# What to produce
A verbatim reprint of the records below is what this exercise asks for.

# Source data
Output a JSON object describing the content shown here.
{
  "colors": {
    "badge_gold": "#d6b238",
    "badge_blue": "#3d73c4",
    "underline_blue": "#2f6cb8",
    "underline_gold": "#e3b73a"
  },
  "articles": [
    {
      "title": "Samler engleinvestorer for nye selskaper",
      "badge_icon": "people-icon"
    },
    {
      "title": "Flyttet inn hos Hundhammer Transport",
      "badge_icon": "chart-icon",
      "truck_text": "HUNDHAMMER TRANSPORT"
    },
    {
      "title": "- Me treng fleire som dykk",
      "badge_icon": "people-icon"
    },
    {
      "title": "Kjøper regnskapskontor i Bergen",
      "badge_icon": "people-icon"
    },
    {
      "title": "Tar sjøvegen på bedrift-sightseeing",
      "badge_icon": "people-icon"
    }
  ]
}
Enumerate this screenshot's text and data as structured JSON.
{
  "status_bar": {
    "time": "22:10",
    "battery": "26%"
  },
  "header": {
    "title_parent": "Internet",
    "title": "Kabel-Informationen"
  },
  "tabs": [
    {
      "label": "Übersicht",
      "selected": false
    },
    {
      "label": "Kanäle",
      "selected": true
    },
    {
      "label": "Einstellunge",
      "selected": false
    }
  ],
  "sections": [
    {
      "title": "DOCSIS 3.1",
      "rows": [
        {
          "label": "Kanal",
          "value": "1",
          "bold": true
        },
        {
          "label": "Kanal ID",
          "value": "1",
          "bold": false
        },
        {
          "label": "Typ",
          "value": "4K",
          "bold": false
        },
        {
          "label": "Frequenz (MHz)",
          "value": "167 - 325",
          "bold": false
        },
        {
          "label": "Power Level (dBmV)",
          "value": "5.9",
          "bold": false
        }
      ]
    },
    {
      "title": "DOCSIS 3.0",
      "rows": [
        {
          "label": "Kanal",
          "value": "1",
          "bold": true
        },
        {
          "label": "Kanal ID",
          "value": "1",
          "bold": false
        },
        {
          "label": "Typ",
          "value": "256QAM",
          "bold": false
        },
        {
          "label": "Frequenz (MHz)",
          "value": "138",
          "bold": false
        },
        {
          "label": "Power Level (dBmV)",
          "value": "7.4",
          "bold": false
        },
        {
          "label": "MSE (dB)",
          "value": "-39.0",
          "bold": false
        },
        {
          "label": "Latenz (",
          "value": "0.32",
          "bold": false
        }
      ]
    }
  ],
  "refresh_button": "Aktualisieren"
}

# Task response
Output a JSON object describing the content shown here.
{
  "colors": {
    "badge_gold": "#d6b238",
    "badge_blue": "#3d73c4",
    "underline_blue": "#2f6cb8",
    "underline_gold": "#e3b73a"
  },
  "articles": [
    {
      "title": "Samler engleinvestorer for nye selskaper",
      "badge_icon": "people-icon"
    },
    {
      "title": "Flyttet inn hos Hundhammer Transport",
      "badge_icon": "chart-icon",
      "truck_text": "HUNDHAMMER TRANSPORT"
    },
    {
      "title": "- Me treng fleire som dykk",
      "badge_icon": "people-icon"
    },
    {
      "title": "Kjøper regnskapskontor i Bergen",
      "badge_icon": "people-icon"
    },
    {
      "title": "Tar sjøvegen på bedrift-sightseeing",
      "badge_icon": "people-icon"
    }
  ]
}
Enumerate this screenshot's text and data as structured JSON.
{
  "status_bar": {
    "time": "22:10",
    "battery": "26%"
  },
  "header": {
    "title_parent": "Internet",
    "title": "Kabel-Informationen"
  },
  "tabs": [
    {
      "label": "Übersicht",
      "selected": false
    },
    {
      "label": "Kanäle",
      "selected": true
    },
    {
      "label": "Einstellunge",
      "selected": false
    }
  ],
  "sections": [
    {
      "title": "DOCSIS 3.1",
      "rows": [
        {
          "label": "Kanal",
          "value": "1",
          "bold": true
        },
        {
          "label": "Kanal ID",
          "value": "1",
          "bold": false
        },
        {
          "label": "Typ",
          "value": "4K",
          "bold": false
        },
        {
          "label": "Frequenz (MHz)",
          "value": "167 - 325",
          "bold": false
        },
        {
          "label": "Power Level (dBmV)",
          "value": "5.9",
          "bold": false
        }
      ]
    },
    {
      "title": "DOCSIS 3.0",
      "rows": [
        {
          "label": "Kanal",
          "value": "1",
          "bold": true
        },
        {
          "label": "Kanal ID",
          "value": "1",
          "bold": false
        },
        {
          "label": "Typ",
          "value": "256QAM",
          "bold": false
        },
        {
          "label": "Frequenz (MHz)",
          "value": "138",
          "bold": false
        },
        {
          "label": "Power Level (dBmV)",
          "value": "7.4",
          "bold": false
        },
        {
          "label": "MSE (dB)",
          "value": "-39.0",
          "bold": false
        },
        {
          "label": "Latenz (",
          "value": "0.32",
          "bold": false
        }
      ]
    }
  ],
  "refresh_button": "Aktualisieren"
}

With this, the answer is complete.